▸ **TASK**
Where does the string "legend" appear in the material? Copy each line that holds it.

::::

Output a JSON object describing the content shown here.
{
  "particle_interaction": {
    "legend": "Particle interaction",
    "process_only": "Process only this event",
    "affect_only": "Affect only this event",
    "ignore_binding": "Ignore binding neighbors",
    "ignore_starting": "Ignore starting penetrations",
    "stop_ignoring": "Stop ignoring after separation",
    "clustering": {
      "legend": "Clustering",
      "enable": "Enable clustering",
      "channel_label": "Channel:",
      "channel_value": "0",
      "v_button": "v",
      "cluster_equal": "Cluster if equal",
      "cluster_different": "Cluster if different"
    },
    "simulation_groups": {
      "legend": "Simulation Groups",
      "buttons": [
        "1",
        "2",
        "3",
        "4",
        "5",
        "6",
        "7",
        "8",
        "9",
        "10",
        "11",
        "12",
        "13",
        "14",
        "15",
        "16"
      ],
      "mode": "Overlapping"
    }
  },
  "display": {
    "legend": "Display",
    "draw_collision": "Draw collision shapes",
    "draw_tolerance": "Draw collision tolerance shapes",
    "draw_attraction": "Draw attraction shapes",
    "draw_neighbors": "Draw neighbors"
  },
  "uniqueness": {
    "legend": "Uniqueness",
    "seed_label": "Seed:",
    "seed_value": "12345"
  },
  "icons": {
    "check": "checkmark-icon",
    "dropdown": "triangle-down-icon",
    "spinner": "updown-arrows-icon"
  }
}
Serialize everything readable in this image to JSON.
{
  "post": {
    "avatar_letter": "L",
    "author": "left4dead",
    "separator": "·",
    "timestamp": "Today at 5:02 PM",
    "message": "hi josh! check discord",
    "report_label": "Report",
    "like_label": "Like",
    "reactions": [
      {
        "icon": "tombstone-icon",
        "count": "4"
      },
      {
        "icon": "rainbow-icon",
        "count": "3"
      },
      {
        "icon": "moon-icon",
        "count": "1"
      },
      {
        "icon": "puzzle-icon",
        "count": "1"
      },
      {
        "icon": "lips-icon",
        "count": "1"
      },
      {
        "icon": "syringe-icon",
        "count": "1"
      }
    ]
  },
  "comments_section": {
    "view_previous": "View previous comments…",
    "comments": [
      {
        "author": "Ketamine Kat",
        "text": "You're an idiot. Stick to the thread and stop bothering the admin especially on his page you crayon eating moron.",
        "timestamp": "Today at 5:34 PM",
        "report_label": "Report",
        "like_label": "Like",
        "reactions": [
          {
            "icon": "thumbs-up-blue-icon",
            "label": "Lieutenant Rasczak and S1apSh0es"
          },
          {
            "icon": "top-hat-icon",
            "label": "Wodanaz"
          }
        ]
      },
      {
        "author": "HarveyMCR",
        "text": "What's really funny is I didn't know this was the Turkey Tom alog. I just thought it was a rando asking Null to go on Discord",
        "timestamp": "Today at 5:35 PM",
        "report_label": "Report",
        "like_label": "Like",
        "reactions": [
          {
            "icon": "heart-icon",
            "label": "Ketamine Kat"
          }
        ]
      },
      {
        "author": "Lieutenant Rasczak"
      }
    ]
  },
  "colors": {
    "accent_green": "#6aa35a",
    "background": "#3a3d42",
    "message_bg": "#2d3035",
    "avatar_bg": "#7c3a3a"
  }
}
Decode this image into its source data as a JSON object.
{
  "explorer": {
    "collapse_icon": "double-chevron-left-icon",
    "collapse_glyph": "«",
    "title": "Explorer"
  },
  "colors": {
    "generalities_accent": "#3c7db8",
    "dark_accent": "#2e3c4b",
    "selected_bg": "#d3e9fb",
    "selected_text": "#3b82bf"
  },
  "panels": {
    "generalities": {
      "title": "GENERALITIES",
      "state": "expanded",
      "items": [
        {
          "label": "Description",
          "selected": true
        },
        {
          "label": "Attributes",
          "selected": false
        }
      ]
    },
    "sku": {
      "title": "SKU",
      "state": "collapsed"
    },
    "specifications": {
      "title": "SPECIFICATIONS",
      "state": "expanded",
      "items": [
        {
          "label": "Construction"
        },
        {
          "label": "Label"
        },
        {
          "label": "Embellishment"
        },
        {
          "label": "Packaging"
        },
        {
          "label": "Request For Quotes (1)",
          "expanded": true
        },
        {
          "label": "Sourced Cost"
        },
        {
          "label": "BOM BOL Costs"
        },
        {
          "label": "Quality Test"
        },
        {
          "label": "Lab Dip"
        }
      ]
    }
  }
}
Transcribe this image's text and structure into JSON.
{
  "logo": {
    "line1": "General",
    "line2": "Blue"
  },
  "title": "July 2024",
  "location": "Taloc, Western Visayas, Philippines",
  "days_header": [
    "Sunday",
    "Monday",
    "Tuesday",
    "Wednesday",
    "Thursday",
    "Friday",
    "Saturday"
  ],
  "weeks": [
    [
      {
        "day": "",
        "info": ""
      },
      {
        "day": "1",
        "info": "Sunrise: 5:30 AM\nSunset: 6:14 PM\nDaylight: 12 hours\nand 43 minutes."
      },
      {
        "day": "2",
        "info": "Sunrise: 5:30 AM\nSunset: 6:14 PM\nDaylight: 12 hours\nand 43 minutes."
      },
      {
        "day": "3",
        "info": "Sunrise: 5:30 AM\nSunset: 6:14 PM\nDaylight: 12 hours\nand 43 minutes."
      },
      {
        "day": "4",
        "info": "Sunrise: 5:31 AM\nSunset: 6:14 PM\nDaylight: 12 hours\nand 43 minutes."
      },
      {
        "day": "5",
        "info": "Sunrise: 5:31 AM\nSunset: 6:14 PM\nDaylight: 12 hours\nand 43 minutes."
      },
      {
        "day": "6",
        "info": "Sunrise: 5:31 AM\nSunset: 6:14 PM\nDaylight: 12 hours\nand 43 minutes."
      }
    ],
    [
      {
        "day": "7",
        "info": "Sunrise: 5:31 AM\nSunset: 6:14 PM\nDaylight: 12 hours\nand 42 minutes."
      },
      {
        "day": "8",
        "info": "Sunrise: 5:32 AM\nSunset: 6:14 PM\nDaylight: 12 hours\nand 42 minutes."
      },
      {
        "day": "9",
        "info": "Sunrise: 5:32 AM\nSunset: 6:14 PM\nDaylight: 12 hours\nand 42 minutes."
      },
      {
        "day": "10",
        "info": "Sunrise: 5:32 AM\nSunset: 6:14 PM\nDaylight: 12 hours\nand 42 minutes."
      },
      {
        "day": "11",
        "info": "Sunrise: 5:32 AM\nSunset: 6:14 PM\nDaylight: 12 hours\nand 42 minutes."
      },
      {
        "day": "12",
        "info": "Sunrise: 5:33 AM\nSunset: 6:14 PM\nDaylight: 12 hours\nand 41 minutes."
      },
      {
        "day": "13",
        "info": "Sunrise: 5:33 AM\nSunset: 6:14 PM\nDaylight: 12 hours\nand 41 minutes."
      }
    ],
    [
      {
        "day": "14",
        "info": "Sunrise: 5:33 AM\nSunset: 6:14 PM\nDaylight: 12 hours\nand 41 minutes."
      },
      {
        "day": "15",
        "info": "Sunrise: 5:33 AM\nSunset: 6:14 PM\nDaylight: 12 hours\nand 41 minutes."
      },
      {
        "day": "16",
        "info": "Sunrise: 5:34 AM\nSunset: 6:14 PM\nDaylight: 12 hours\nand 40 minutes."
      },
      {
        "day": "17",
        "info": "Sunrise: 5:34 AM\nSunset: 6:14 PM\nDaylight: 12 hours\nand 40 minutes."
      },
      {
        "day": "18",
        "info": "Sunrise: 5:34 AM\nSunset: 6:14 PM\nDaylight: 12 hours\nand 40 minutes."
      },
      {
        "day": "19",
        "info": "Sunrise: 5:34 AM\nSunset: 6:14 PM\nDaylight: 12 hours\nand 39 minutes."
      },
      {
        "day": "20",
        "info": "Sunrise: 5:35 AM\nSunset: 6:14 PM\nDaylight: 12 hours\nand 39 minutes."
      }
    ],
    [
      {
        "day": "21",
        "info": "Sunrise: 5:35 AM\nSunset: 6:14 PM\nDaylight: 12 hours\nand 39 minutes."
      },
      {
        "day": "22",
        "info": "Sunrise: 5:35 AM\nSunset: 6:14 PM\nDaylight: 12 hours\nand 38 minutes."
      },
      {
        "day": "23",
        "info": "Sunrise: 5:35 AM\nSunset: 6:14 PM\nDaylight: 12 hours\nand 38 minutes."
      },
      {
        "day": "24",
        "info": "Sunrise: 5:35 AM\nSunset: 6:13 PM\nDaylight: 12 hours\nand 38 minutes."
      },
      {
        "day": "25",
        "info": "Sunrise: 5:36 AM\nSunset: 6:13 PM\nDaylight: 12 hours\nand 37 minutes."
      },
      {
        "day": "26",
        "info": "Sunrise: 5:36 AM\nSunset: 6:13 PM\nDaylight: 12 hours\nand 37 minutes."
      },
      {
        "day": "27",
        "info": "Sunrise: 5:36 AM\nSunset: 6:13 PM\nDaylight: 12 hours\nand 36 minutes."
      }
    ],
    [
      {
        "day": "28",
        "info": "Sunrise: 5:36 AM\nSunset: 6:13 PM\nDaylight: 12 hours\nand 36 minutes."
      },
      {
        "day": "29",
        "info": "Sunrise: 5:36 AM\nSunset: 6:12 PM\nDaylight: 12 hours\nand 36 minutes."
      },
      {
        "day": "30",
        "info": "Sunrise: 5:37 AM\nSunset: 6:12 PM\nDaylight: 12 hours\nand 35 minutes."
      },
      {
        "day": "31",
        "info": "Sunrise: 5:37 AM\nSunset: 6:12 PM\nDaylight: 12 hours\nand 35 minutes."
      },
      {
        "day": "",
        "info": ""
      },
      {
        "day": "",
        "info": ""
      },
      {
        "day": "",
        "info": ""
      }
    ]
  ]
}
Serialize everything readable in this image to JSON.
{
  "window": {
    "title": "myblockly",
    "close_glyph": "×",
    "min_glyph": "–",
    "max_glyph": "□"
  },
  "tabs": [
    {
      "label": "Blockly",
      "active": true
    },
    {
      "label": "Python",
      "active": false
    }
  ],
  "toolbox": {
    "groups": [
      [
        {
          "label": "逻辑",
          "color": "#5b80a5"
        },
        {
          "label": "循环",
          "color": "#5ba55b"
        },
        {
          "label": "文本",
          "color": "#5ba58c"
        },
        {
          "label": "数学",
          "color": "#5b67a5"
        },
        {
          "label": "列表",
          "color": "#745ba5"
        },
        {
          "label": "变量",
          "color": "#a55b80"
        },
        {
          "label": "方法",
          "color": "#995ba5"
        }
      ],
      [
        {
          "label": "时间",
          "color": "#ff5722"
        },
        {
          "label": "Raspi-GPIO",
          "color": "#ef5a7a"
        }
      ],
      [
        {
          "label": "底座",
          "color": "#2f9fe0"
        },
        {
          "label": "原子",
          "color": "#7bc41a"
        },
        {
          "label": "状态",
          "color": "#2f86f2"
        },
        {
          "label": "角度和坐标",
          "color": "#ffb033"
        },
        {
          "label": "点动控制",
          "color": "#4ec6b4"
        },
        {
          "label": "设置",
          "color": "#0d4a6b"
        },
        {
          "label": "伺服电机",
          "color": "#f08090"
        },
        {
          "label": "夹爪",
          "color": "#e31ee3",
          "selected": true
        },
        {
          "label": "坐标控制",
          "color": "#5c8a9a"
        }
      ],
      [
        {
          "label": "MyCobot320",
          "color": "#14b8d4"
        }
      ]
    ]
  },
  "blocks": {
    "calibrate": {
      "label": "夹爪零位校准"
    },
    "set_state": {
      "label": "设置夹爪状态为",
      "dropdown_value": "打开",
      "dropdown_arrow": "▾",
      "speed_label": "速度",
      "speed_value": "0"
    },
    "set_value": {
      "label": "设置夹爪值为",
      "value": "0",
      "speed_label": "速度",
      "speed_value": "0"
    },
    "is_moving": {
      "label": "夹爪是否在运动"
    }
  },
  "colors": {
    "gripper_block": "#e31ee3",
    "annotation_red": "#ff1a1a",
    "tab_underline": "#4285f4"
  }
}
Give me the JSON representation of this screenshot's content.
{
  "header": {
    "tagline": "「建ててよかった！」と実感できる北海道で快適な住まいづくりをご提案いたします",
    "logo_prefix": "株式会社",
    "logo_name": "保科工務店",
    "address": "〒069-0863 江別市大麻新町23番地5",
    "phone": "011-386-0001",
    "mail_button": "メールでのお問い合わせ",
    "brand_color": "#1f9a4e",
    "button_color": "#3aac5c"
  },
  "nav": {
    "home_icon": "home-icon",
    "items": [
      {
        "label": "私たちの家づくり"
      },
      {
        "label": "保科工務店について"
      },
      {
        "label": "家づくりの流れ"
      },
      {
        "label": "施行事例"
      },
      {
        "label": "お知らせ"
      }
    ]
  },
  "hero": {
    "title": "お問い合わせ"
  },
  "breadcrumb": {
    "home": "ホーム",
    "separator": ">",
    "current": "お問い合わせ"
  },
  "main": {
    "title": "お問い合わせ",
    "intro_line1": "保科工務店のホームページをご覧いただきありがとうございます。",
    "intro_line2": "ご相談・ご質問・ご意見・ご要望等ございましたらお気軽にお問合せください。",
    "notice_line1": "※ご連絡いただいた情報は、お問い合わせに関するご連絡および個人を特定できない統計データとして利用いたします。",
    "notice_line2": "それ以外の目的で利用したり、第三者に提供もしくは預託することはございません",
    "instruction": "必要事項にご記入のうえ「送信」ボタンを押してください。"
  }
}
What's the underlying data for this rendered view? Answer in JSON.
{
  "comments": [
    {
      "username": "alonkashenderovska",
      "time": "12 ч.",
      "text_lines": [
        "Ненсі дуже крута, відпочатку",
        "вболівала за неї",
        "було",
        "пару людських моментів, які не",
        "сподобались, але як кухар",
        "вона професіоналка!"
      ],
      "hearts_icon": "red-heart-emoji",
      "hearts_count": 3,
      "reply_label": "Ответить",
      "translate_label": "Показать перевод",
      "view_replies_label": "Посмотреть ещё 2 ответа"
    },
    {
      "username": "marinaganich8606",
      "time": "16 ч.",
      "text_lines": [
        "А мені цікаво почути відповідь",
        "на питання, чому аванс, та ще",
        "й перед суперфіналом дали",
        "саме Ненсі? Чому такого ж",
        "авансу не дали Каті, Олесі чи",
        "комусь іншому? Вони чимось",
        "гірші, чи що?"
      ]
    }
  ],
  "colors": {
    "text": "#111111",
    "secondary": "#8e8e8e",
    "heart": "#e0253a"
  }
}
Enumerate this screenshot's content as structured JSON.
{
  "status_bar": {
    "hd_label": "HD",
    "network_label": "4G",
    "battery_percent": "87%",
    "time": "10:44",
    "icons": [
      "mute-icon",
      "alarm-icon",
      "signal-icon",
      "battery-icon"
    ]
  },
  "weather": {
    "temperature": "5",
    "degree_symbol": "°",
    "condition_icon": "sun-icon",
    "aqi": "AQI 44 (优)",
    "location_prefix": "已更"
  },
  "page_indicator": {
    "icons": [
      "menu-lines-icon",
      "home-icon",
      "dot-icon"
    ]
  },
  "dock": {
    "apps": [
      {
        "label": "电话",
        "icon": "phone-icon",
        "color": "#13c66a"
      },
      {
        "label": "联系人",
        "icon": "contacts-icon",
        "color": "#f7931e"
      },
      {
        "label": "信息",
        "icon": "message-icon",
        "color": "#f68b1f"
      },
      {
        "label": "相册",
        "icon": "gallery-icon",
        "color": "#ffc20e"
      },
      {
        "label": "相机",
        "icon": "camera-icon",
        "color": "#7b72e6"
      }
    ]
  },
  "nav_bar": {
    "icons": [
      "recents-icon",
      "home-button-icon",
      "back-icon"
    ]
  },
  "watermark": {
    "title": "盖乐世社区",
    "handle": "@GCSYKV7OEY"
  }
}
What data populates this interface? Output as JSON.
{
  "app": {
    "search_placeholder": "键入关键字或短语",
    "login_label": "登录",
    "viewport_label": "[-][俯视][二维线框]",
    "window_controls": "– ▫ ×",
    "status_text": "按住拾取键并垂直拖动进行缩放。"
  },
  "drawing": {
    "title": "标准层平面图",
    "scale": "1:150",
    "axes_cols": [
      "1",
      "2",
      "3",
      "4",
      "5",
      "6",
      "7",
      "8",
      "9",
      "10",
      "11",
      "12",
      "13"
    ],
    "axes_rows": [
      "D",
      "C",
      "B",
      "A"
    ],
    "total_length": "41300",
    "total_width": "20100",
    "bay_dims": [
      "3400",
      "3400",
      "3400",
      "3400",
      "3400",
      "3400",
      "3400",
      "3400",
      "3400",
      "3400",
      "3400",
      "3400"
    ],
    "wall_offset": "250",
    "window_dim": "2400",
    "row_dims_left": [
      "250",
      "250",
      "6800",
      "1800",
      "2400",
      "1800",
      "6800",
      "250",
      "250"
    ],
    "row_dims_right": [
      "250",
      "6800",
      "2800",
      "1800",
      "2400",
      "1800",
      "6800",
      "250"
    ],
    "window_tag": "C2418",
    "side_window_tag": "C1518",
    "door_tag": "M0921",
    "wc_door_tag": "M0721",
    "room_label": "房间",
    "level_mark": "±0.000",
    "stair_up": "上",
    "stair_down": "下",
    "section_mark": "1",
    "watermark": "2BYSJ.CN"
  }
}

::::

▸ **SOLUTION TO THIS TASK**
    "legend": "Particle interaction",
      "legend": "Clustering",
      "legend": "Simulation Groups",
    "legend": "Display",
    "legend": "Uniqueness",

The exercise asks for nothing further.